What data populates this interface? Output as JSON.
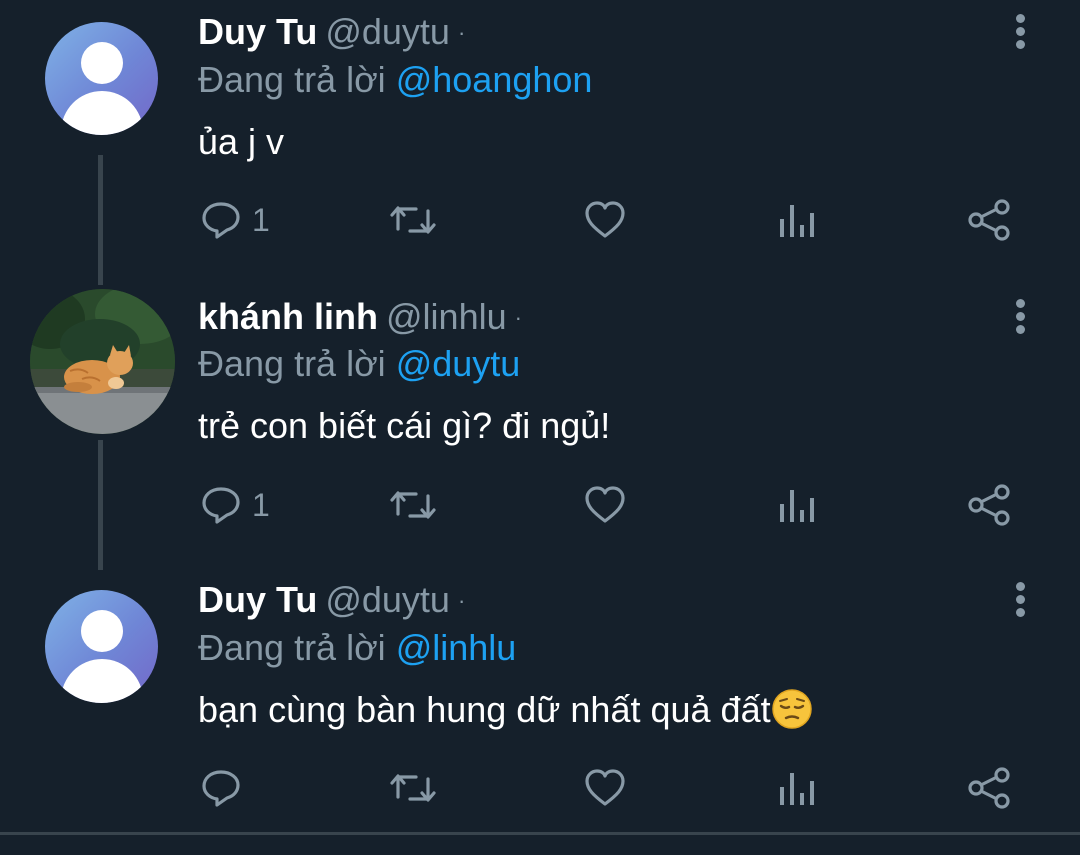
{
  "tweets": [
    {
      "display_name": "Duy Tu",
      "handle": "@duytu",
      "separator": "·",
      "reply_prefix": "Đang trả lời",
      "reply_to": "@hoanghon",
      "text": "ủa j v",
      "reply_count": "1",
      "avatar": "default-profile-icon"
    },
    {
      "display_name": "khánh linh",
      "handle": "@linhlu",
      "separator": "·",
      "reply_prefix": "Đang trả lời",
      "reply_to": "@duytu",
      "text": "trẻ con biết cái gì? đi ngủ!",
      "reply_count": "1",
      "avatar": "cat-photo"
    },
    {
      "display_name": "Duy Tu",
      "handle": "@duytu",
      "separator": "·",
      "reply_prefix": "Đang trả lời",
      "reply_to": "@linhlu",
      "text": "bạn cùng bàn hung dữ nhất quả đất",
      "text_emoji": "pensive-face-emoji",
      "reply_count": "",
      "avatar": "default-profile-icon"
    }
  ],
  "icons": {
    "reply": "reply-icon",
    "retweet": "retweet-icon",
    "like": "heart-icon",
    "analytics": "analytics-icon",
    "share": "share-icon",
    "more": "more-vertical-icon"
  },
  "colors": {
    "background": "#15202b",
    "secondary_text": "#8899a6",
    "link": "#1da1f2",
    "divider": "#38444d"
  }
}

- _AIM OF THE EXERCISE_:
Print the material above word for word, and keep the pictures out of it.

- _PROBLEM SOLUTION_:
What data populates this interface? Output as JSON.
{
  "tweets": [
    {
      "display_name": "Duy Tu",
      "handle": "@duytu",
      "separator": "·",
      "reply_prefix": "Đang trả lời",
      "reply_to": "@hoanghon",
      "text": "ủa j v",
      "reply_count": "1",
      "avatar": "default-profile-icon"
    },
    {
      "display_name": "khánh linh",
      "handle": "@linhlu",
      "separator": "·",
      "reply_prefix": "Đang trả lời",
      "reply_to": "@duytu",
      "text": "trẻ con biết cái gì? đi ngủ!",
      "reply_count": "1",
      "avatar": "cat-photo"
    },
    {
      "display_name": "Duy Tu",
      "handle": "@duytu",
      "separator": "·",
      "reply_prefix": "Đang trả lời",
      "reply_to": "@linhlu",
      "text": "bạn cùng bàn hung dữ nhất quả đất",
      "text_emoji": "pensive-face-emoji",
      "reply_count": "",
      "avatar": "default-profile-icon"
    }
  ],
  "icons": {
    "reply": "reply-icon",
    "retweet": "retweet-icon",
    "like": "heart-icon",
    "analytics": "analytics-icon",
    "share": "share-icon",
    "more": "more-vertical-icon"
  },
  "colors": {
    "background": "#15202b",
    "secondary_text": "#8899a6",
    "link": "#1da1f2",
    "divider": "#38444d"
  }
}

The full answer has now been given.